I want something a little more forgiving than concrete, in case I drop a router bit or other cutting tools on it.

And I want something that if I decide to move a machine it won't gouge up like vinyl tile will.
Several of us have put down OVRX Barricade on our floors recently: http://www.ovrx.com/basement-flooring.html

I'm happy with mine. Much easier on the feet, includes insulation and vapor barrier, and is fine for the heavier home-shop equipment. Very easy to install, too.
 

petebucy4638

New User
Pete
When I was in college I worked in a shop that had a table saw with a router built-in to the right extension. It worked great for most projects, often freeing up a shaper when doing less robust profiles. It saved me from moving material around the shop from machine to machine. My current Grizzly cabinet saw has a mount for a router already built-in to the right extension table. I just bought a new router that will be installed there

I've got a Unisaw with the 52" Biesemeyer fence and I can't think of when I've used more than about 24-30" of the space to the right while sawing. I've also seen a lot of people that have used some of the space as a router table. I've currently built my router table into my bench top, but I'm planning on building a Roubo bench in either 2013 or 2014. When that happens, I'll need to find a new router setup.

So, I'd like to hear from you all what are the pros and cons of using some of the right hand space on the Unisaw as a router table.

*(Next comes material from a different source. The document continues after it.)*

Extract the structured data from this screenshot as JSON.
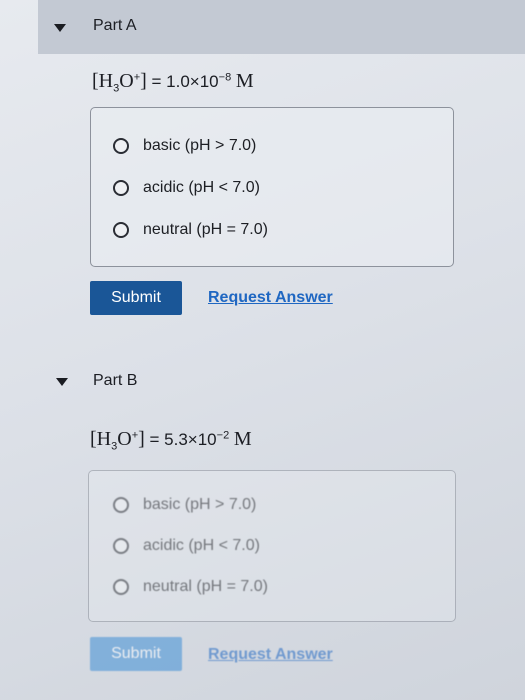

Thanks.

-NCGrimbo
 
Status
Not open for further replies.

Our Sponsors

LATEST FOR SALE LISTINGS

Top